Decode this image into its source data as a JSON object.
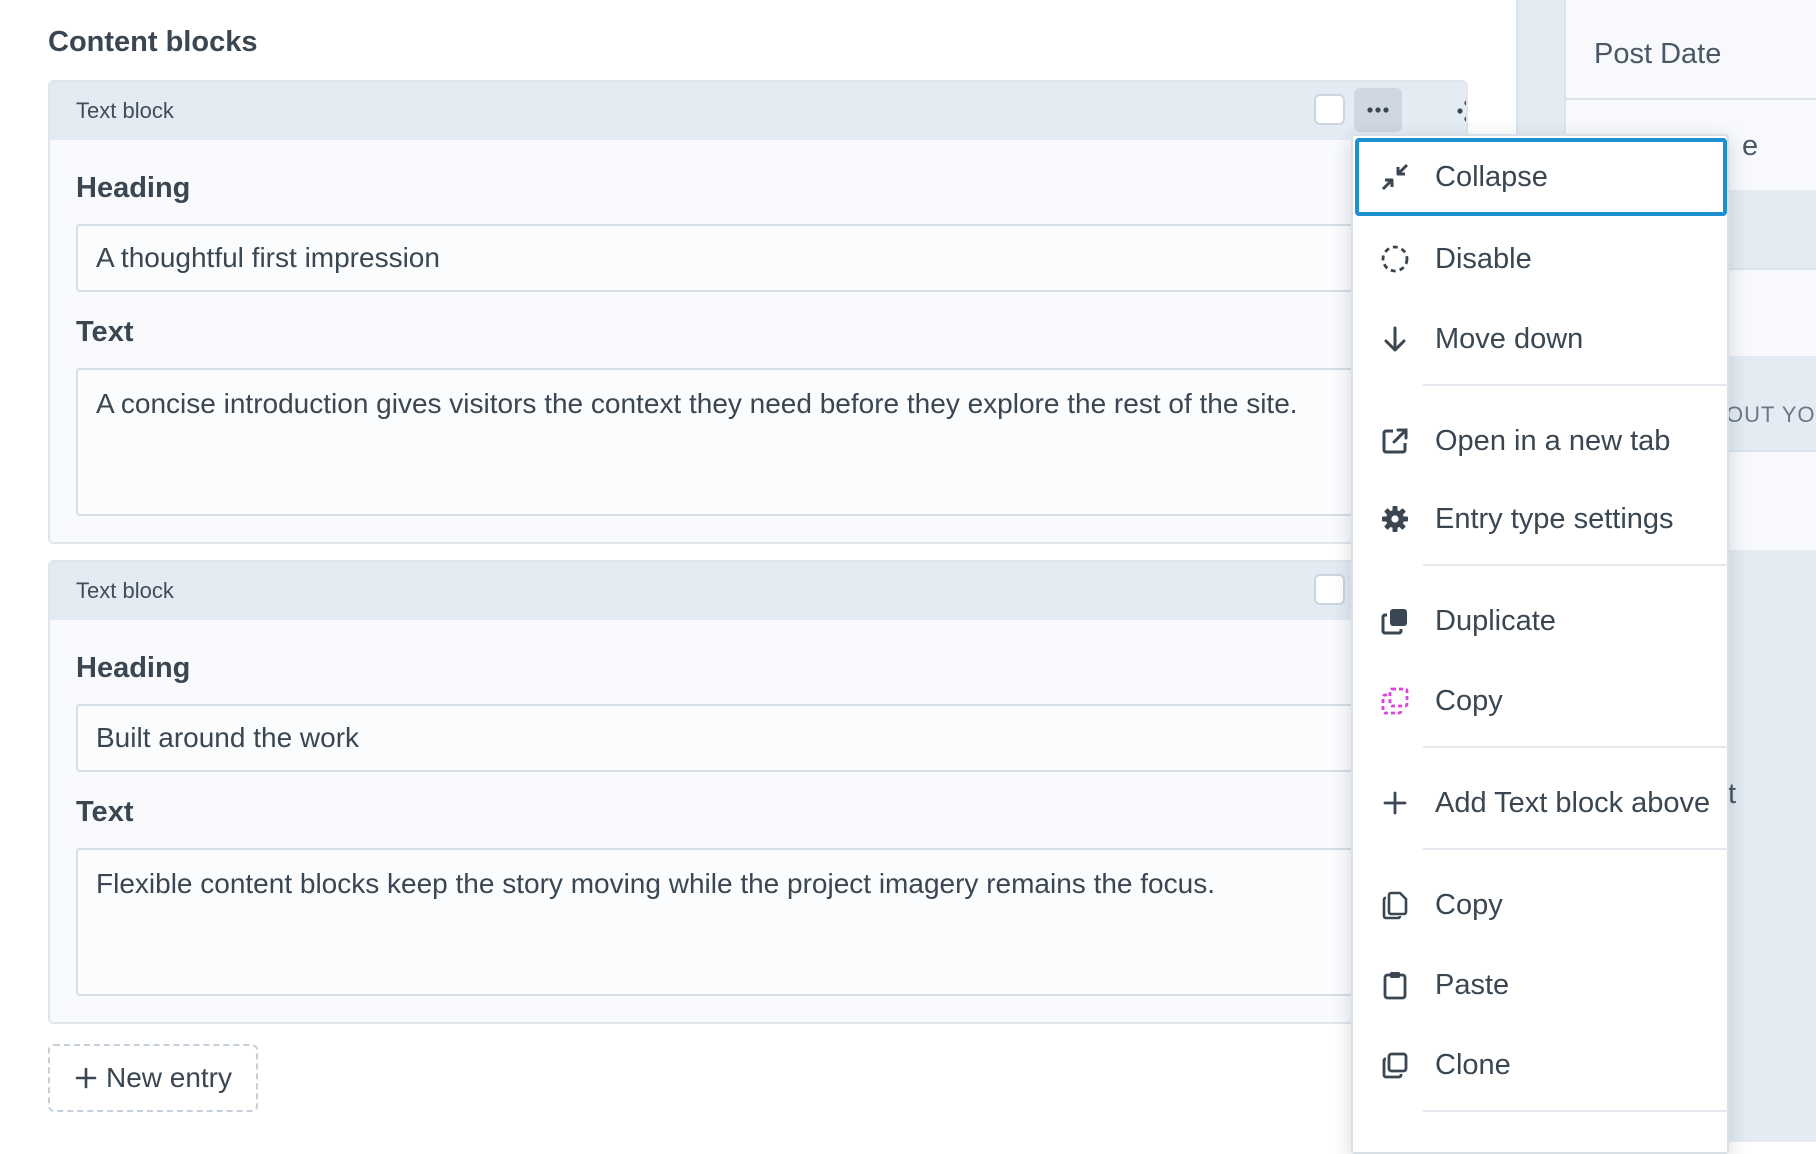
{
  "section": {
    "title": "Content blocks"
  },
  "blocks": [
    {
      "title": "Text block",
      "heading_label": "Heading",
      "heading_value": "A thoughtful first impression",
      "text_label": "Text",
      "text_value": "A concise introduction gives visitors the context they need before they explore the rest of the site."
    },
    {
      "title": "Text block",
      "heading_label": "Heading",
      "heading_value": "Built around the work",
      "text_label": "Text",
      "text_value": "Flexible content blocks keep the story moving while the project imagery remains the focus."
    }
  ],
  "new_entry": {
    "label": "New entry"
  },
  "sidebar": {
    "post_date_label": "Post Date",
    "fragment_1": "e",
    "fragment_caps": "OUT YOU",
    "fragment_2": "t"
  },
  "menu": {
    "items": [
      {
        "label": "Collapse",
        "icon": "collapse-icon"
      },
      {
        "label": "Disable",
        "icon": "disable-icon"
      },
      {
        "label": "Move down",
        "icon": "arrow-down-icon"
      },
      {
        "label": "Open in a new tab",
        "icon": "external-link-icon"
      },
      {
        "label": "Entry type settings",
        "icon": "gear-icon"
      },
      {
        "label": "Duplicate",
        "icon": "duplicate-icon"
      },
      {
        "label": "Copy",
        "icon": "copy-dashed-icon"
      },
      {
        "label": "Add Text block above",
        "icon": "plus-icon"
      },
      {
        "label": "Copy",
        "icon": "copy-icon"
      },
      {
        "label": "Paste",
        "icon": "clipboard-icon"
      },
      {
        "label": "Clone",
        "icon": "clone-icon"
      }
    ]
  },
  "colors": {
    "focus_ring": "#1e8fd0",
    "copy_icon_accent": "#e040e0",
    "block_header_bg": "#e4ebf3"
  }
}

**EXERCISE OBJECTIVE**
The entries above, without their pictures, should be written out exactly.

**RESPONSE BOX**
Decode this image into its source data as a JSON object.
{
  "section": {
    "title": "Content blocks"
  },
  "blocks": [
    {
      "title": "Text block",
      "heading_label": "Heading",
      "heading_value": "A thoughtful first impression",
      "text_label": "Text",
      "text_value": "A concise introduction gives visitors the context they need before they explore the rest of the site."
    },
    {
      "title": "Text block",
      "heading_label": "Heading",
      "heading_value": "Built around the work",
      "text_label": "Text",
      "text_value": "Flexible content blocks keep the story moving while the project imagery remains the focus."
    }
  ],
  "new_entry": {
    "label": "New entry"
  },
  "sidebar": {
    "post_date_label": "Post Date",
    "fragment_1": "e",
    "fragment_caps": "OUT YOU",
    "fragment_2": "t"
  },
  "menu": {
    "items": [
      {
        "label": "Collapse",
        "icon": "collapse-icon"
      },
      {
        "label": "Disable",
        "icon": "disable-icon"
      },
      {
        "label": "Move down",
        "icon": "arrow-down-icon"
      },
      {
        "label": "Open in a new tab",
        "icon": "external-link-icon"
      },
      {
        "label": "Entry type settings",
        "icon": "gear-icon"
      },
      {
        "label": "Duplicate",
        "icon": "duplicate-icon"
      },
      {
        "label": "Copy",
        "icon": "copy-dashed-icon"
      },
      {
        "label": "Add Text block above",
        "icon": "plus-icon"
      },
      {
        "label": "Copy",
        "icon": "copy-icon"
      },
      {
        "label": "Paste",
        "icon": "clipboard-icon"
      },
      {
        "label": "Clone",
        "icon": "clone-icon"
      }
    ]
  },
  "colors": {
    "focus_ring": "#1e8fd0",
    "copy_icon_accent": "#e040e0",
    "block_header_bg": "#e4ebf3"
  }
}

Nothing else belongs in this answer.